The last couple of weeks, legendary Puerto Rican activist Tito Kayak has been re-creating the centuries-old migratory voyage made by indigenous people from Venezuela to the Greater Antilles to draw attention to the imprisonment of Puerto Rican Independence activist Oscar López Rivera. Imprisoned for “seditious conspiracy” López Rivera has been behind bars for over 30 years and is not scheduled to be released until 2027, when he would be 84 years old.

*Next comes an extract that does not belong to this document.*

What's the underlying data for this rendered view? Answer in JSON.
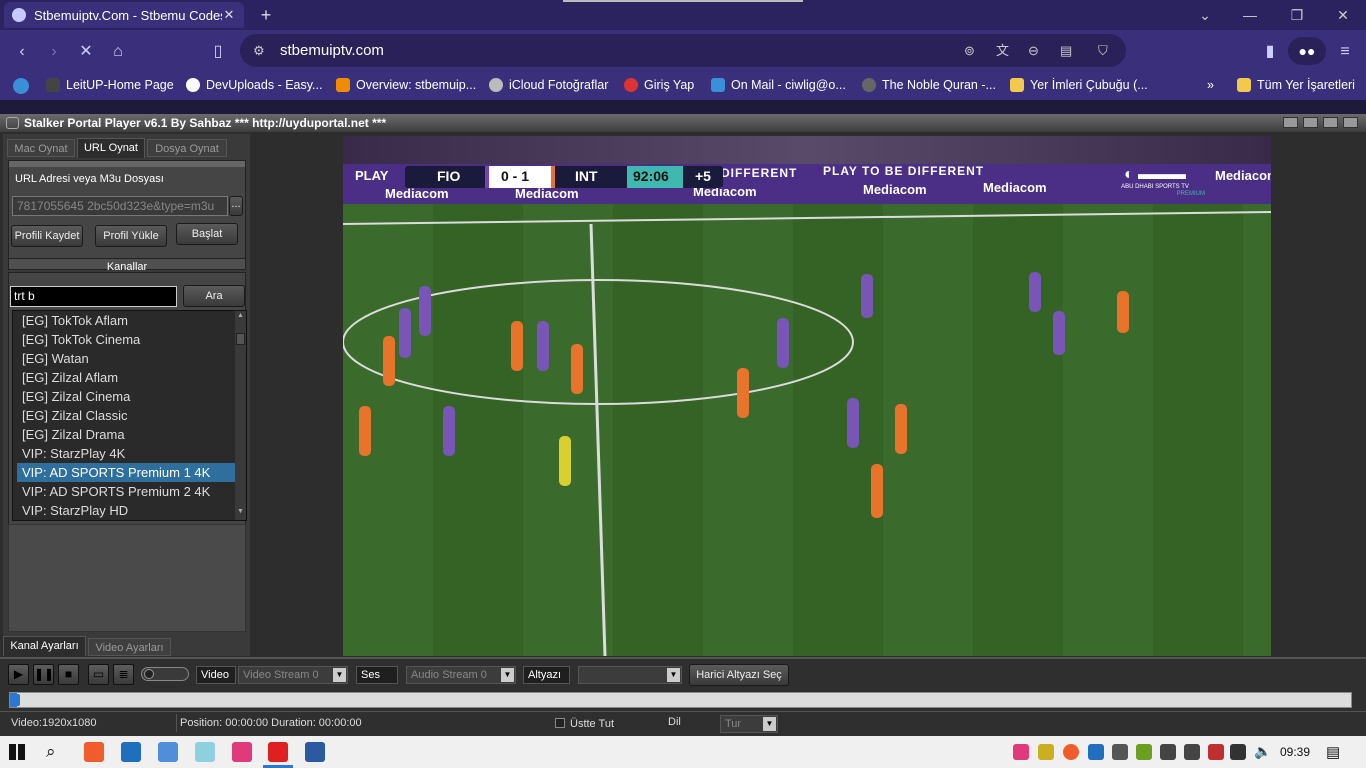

It’s clear that the US media blackout of matters pertaining to the Puerto Rican independence movement, which doesn’t seem to apply to the Irish Republican Army and the Basque separatist movement in Spain, has made most US citizens unaware of the extreme treatment of those identified as threats to national security. The case of López Rivera, someone who is alleged to have taken part in a major crime (whether accurate or not) on US soil, is condemned to obscurity. But activists like Tito Kayak refuse to let that be.
You might remember Tito from the action he led in 2000 when he planted a Puerto Rican flag on the Statue of Liberty to urge the US Navy to stop bombing Vieques, an island off the coast of Puerto Rico.
Or perhaps you’ve seen this video of Kayak escaping Puerto Rican authorities during a protest against the use of public beaches on the island for private development. The symbolic value is significant: he escaped by propelling a human-powered kayak under the arches of the Dos Hermanos bridge, making it impossible for the police motor boats to follow. His escape was assured when several supporters jumped into the water nearby causing the police to mistake them for him and allow his getaway.
Kayak is a significant figure in the way he envisions activism as a kind of performance art, yet never strays from his commitment to defend Puerto Rico’s environment and right to self-determination, refusing to self-aggrandize his technique or strategy. He embodies the physical strength and agility of the isleño, and his heart seems focused on protecting a kind of human sovereignty, a nationalism without borders or military, a connectedness to the earth, particularly the ocean.
You can follow his journey through the Caribbean here.
More info on Oscar López Rivera can be found here.